2020 hopeful Sen. Kamala Harris (D-Calif.) said she would spend $1 billion to encourage states to clear rape kit backlogs and invest in reforms, including requiring rape kits to be tested within narrow time frames, counting and reporting untested kits, and giving victims information about the status of their testing. The issue received national attention in recent years after it came to light how many states and counties have crushing backlogs of kits.
Physicians who trained before the 2003 limits on work hours typically logged about 100 hours a week. When that was capped at 80 hours a week, some worried it wouldn’t be enough to properly train the doctors. But a new study finds that there were no difference in hospital deaths, readmissions or costs from the change.
The three-year program, dubbed the Connected Care Pilot, would support a limited number of projects, focusing on pilots that help providers “defray” the broadband costs of bringing telemedicine to low-income Americans and veterans.
The wide-ranging executive order includes proposals to increase accessibility for at-home treatments, encourage kidney donations to address shortages, launch a public awareness campaign, develop artificial kidneys and more. President Donald Trump touted the plan as a “a first, second and third step” toward improving kidney care for Americans.
During closely watched oral arguments over the constitutionality of the health law, a federal appeals court voiced skepticism that a central feature of the Affordable Care Act is constitutional, though it appeared to struggle with whether that meant the legislation should be struck down in its entirety. Media outlets take readers inside the courtroom for the play-by-play. Meanwhile, what will happen if the law is struck down? The potential headaches go beyond the big headlines about loss of coverage to calorie information on menus, lactation rooms, and more.
News outlets report on stories related to pharmaceutical pricing.
Opinion writers focus on these health care topics and others.
Recent decisions in court cases come as concerns mount over the growing consolidation of hospitals and physician practices and the impact on prices and total health spending. In other health industry news: jobs, blood pressure devices, and artificial intelligence.
HHS will announce an agency-wide initiative to encourage home dialysis and also to ramp up better prevention and screening for kidney disease, Politico reports. The plan could upend the kidney care market, and face serious pushback from big dialysis chains that are eager to protect $24 billion a year in revenue.

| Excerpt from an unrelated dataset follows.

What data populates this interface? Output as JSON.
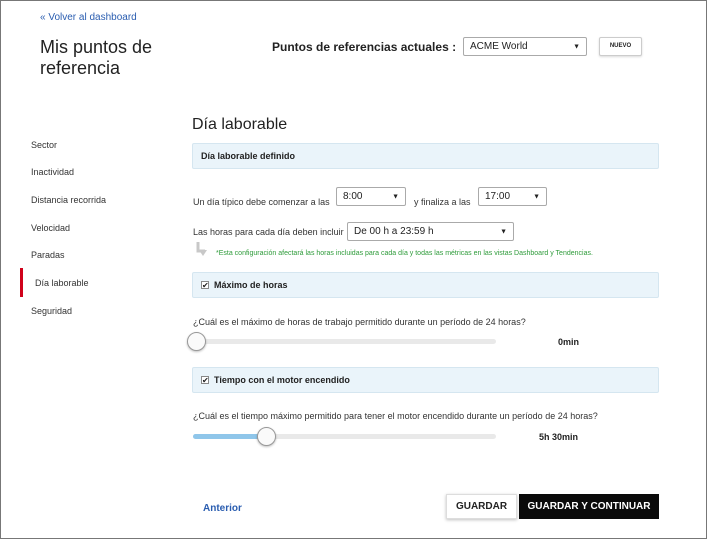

Countries with government-run, universal health care often still place tough restrictions on providing that care for immigrants in the country illegally. Yet the idea is a popular one among the 2020 Democratic candidates. The New York Times looks at what would be involved in implementing the policy. In other news from the campaign trail: former Vice President Joe Biden promises to bring back the individual mandate if he’s elected, the complexities of “Medicare for All” continue to divide candidates and more.
In a strongly worded report, the Department of Homeland Security’s Office of Inspector General said the prolonged detention of migrants without proper food, hygiene or laundry facilities — some for more than a month — requires “immediate attention and action.” Photos in the report show how extensive the problems at the facilities are.
More than half of the facilities analyzed in a new report met the expected staffing level less than 20% of the time. In other news on nursing homes, a look at the poorest performing of Tennessee’s facilities.
EPA released a rule restricting but not banning asbestos. “We won’t pull any punches,” California Attorney General Xavier Becerra said. “There’s too much at stake to let the EPA ignore the danger that deadly asbestos poses to our communities.”